I got a bubble machine for a fiver at The Works with the idea that I could control it somehow from a Raspberry Pi Zero W. It turned out to be quite a simple hack, with satisfying results.

Before adding any bubble mixture I turned the machine face down and took the six small screws out of the back so I could get the case open. Inside I found an electric motor, which turns the bubble paddles and drives the bubble-blowing fan and the back of the battery box. There’s quite a lot of empty space inside too, which means it’s not hard to squeeze the Raspberry Pi in there.

I de-soldered all the existing wires and replaced them with a short pair of wires from the battery compartment and another pair from the motor’s terminals. The original circuit included a button at the top of the case, which I’ve by-passed. I used my hot glue gun to fix the button-press in place at the top. I used the motor controller board from my CamJam Robotics kit to connect everything to the Pi, hooking the motor up to the “Motor A” terminals and power from the batteries to the VIN and GND posts (taking care to ignore my badly chosen wire colours). It’ll be interesting to see how much of a battery hog the little motor is.

Pi Zero W and CamJam motor controller in place and connected to power and the electric motor.

I drilled a 10mm hole in the back of the case and elongated it with my Dremel to allow me to pass a Micro USB connector through which supplies power to the Pi. I used one of these extenders so I can use a proper power supply or a USB power pack if I want to take the bubble blower outdoors (and of course I will once summer comes!)

As far as hardware goes that’s it, so I wrote a few lines of python with GPIOzero which supports the CamJam Robotics kit. This made the coding side of the project super-simple, which I like very much. It really did take just a few lines to prove the Pi was controlling the motor and letting me remotely blow bubbles.

Bubbles powered by @Raspberry_Pi pic.twitter.com/WdMxsxC7gt— James West (@jameswest) April 7, 2019

For the final touch I wanted to let anyone set the bubbles going by watching Twitter for the #blowbubbles hashtag.

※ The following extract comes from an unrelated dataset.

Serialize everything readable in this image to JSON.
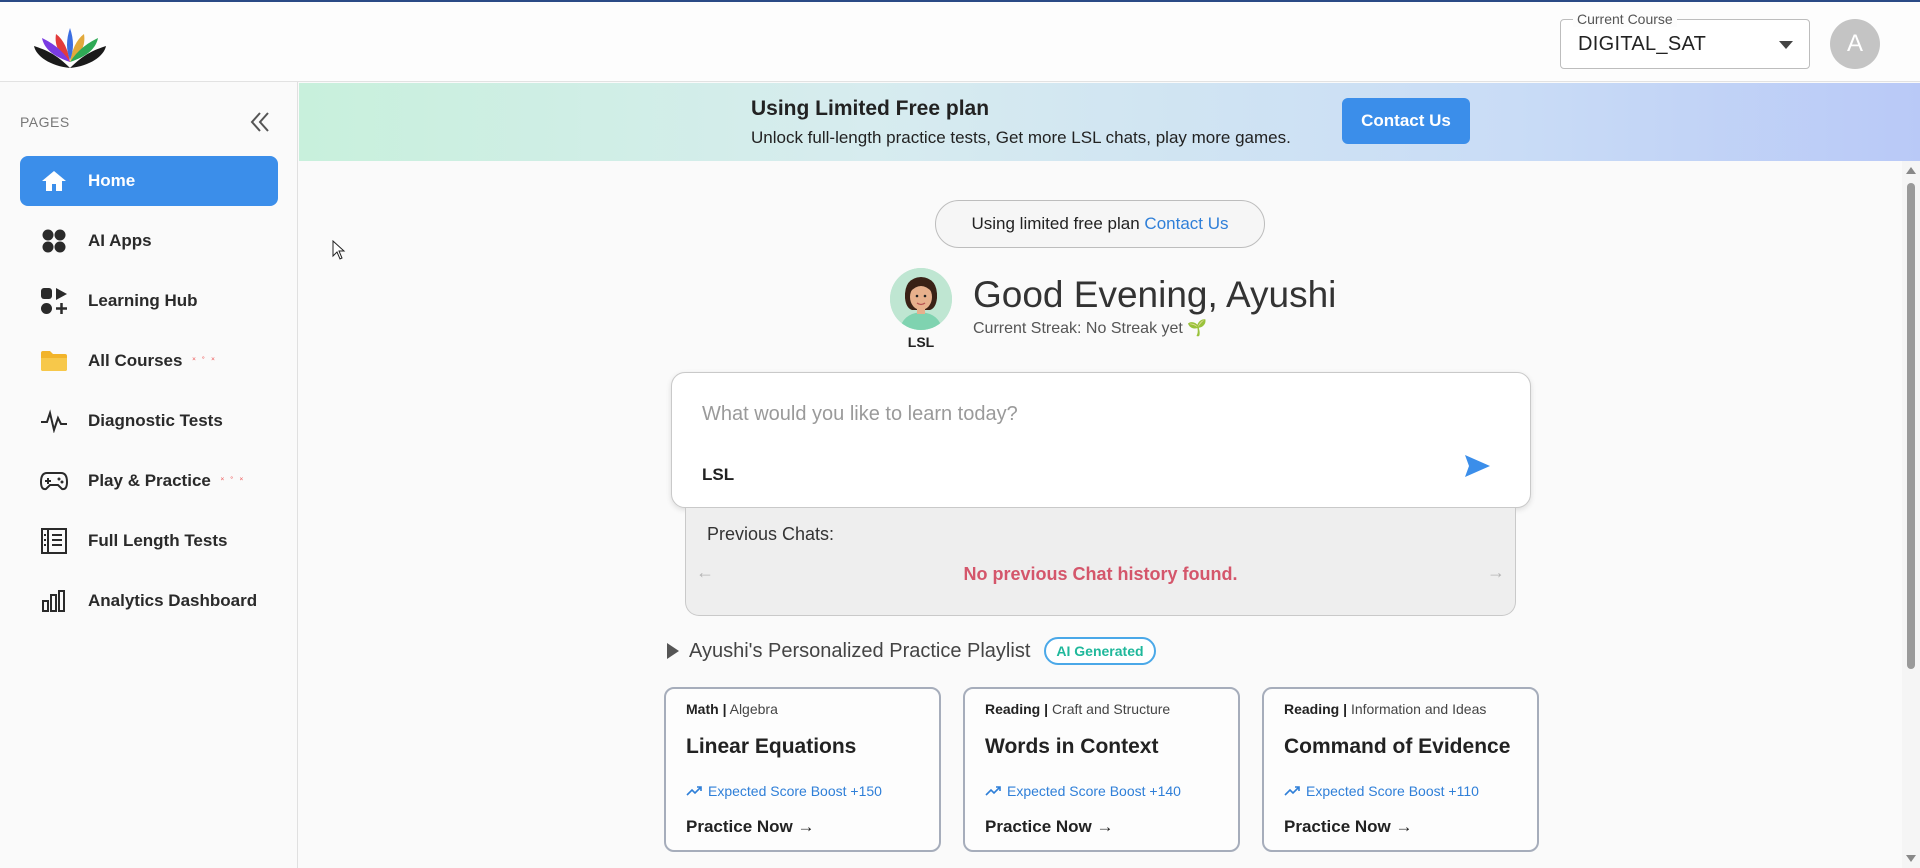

I recycled the code I wrote for the Tea Time Klaxon, so again it was quick and easy to get this going. The complete program is here if you’re interested.